- [YOUR ASSIGNMENT]
I need every line of the material below that includes the string "mgmt".

┌─ RECORDS TO USE

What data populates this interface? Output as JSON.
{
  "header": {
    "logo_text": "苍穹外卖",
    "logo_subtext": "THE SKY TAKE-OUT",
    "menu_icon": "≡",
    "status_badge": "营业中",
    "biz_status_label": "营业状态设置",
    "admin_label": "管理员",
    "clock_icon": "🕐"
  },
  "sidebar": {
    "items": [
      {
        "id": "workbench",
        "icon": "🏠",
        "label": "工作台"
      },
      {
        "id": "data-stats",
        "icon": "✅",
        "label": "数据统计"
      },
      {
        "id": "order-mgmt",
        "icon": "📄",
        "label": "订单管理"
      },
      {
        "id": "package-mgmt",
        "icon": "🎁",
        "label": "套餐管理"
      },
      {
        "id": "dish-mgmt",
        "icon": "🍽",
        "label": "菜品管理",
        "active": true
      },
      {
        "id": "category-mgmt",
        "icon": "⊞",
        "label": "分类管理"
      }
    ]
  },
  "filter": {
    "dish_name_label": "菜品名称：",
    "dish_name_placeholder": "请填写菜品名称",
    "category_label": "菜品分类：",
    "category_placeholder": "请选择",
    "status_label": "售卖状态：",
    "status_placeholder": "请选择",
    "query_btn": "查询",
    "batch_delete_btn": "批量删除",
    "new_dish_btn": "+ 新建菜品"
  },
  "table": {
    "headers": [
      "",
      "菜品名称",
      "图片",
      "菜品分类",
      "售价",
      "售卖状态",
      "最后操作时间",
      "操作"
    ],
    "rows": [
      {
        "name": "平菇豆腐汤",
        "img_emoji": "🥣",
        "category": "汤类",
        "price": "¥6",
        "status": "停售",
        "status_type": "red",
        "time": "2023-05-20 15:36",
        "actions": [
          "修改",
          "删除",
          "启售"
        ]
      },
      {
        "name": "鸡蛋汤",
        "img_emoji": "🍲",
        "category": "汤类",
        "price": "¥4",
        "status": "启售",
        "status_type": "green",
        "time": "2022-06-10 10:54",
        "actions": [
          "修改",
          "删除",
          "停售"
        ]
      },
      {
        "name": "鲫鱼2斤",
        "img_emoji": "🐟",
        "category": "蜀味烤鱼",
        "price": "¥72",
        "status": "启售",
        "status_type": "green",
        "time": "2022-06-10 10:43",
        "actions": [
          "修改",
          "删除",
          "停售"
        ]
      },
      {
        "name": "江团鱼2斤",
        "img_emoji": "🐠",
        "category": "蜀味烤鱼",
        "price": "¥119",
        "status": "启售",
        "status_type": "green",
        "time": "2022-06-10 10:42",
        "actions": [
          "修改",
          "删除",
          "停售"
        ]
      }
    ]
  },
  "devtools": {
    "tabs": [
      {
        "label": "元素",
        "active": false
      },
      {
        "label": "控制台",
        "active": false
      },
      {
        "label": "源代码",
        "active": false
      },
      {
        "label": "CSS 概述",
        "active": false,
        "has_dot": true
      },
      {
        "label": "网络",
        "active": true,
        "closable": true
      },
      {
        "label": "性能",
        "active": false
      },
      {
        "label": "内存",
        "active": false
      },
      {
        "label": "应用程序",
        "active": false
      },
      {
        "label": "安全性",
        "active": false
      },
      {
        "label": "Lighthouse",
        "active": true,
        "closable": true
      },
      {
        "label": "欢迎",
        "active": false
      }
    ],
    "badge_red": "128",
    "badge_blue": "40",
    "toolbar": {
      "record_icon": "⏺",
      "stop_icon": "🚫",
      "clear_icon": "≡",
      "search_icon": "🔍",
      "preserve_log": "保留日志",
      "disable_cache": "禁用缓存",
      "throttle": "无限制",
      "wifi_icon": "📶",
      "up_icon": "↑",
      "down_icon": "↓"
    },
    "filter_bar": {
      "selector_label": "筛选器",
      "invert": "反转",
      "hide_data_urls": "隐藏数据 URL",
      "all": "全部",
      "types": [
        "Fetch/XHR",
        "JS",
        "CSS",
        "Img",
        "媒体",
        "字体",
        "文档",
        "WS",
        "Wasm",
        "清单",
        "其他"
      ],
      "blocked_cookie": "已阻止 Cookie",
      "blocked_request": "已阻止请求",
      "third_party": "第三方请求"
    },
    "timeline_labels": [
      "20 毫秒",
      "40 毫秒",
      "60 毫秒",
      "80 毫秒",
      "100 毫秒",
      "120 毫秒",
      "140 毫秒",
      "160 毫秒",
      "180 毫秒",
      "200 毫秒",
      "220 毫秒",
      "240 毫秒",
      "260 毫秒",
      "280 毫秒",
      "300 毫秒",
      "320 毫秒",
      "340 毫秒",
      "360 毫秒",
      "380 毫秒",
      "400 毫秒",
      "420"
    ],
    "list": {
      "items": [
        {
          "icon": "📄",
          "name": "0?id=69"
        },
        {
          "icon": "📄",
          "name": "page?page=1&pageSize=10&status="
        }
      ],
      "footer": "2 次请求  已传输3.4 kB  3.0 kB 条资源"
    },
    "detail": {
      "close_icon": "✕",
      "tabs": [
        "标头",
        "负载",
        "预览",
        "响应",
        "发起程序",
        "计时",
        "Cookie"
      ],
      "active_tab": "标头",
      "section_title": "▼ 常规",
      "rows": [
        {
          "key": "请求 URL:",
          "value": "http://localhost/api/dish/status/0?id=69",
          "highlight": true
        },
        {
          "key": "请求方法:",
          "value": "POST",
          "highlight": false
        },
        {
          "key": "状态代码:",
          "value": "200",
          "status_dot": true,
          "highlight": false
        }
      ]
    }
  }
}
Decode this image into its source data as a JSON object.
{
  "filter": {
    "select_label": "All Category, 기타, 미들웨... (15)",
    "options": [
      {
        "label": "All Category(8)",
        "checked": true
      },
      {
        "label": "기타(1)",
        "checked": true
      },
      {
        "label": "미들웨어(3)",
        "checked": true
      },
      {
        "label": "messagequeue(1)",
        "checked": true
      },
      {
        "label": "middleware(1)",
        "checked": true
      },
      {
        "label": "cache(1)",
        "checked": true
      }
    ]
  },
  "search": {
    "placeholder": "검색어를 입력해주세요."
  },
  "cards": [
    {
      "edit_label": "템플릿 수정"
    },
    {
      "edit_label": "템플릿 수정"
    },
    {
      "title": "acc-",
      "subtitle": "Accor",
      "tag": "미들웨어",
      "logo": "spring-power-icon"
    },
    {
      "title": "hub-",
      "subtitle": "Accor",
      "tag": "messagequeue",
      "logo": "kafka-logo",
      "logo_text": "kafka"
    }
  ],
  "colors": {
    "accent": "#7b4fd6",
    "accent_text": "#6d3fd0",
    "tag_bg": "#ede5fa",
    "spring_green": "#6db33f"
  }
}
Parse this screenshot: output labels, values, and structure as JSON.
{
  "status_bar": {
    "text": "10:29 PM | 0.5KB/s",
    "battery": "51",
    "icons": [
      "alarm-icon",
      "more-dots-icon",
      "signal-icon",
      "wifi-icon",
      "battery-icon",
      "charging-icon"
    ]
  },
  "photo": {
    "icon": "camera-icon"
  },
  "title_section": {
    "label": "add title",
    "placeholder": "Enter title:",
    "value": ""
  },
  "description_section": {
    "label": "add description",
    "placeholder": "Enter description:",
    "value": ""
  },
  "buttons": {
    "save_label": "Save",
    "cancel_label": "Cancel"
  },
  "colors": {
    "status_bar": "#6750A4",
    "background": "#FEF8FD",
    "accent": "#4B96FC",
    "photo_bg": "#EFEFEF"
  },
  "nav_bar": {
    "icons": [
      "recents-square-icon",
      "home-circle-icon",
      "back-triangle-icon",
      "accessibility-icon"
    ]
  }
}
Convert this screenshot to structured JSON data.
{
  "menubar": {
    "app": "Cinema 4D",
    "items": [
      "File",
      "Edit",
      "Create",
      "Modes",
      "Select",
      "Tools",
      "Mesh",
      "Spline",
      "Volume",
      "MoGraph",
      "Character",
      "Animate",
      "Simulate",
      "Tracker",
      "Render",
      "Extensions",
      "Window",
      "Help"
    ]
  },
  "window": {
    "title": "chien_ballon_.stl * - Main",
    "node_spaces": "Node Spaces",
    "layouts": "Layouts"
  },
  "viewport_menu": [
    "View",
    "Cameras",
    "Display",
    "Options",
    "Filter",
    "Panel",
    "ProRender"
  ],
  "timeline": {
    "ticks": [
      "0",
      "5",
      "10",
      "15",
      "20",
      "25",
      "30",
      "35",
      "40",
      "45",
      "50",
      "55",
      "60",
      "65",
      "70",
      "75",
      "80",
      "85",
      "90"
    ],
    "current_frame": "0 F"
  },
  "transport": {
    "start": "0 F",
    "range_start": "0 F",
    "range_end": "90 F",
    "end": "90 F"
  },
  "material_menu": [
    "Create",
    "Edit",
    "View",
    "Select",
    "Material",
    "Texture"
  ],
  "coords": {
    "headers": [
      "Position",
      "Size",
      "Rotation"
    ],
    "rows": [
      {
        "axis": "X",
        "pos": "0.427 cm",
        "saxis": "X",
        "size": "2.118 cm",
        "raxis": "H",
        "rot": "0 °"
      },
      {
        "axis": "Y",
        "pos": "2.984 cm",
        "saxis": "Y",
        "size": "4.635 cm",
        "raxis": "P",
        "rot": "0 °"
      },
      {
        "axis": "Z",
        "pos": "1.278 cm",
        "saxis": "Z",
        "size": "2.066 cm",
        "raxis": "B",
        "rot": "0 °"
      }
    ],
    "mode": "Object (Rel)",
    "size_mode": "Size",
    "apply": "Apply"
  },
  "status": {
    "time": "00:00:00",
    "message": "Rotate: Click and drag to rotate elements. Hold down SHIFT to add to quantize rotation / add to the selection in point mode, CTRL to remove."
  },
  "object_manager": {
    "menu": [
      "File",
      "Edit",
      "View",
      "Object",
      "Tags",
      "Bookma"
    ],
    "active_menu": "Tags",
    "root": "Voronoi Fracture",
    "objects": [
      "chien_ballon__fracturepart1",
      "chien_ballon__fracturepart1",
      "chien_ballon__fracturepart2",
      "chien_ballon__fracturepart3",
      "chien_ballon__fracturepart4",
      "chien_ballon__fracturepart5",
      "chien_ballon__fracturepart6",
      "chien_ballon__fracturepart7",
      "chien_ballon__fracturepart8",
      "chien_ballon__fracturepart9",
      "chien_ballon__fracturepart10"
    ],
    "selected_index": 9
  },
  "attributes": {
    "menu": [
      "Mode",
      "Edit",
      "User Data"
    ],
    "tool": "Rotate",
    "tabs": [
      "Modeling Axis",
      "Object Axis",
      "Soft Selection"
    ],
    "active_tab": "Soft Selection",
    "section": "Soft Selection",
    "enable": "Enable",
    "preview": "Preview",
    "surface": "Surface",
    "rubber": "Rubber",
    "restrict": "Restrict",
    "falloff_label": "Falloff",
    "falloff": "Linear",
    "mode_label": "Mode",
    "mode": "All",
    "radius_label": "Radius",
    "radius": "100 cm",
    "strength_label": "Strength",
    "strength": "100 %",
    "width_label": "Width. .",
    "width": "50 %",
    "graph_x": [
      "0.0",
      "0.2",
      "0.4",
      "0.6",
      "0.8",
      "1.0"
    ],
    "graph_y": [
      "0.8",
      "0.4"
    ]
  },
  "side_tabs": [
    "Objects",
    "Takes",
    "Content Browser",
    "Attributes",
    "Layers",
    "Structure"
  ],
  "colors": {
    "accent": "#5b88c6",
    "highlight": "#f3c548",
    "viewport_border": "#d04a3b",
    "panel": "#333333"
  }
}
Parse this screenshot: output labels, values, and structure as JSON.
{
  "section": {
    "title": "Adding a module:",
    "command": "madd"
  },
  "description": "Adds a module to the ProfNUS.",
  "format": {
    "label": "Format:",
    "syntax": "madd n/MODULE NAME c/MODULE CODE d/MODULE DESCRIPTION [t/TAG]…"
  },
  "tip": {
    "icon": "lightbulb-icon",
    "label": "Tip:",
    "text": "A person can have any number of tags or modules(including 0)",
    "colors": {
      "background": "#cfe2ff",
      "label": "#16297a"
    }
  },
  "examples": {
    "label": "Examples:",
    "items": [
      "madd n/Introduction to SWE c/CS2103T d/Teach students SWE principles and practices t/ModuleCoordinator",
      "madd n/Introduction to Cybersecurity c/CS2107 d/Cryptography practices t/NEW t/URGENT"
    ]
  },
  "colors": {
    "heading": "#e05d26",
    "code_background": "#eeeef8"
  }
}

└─

- [ANSWER SPACE]
        "id": "order-mgmt",
        "id": "package-mgmt",
        "id": "dish-mgmt",
        "id": "category-mgmt",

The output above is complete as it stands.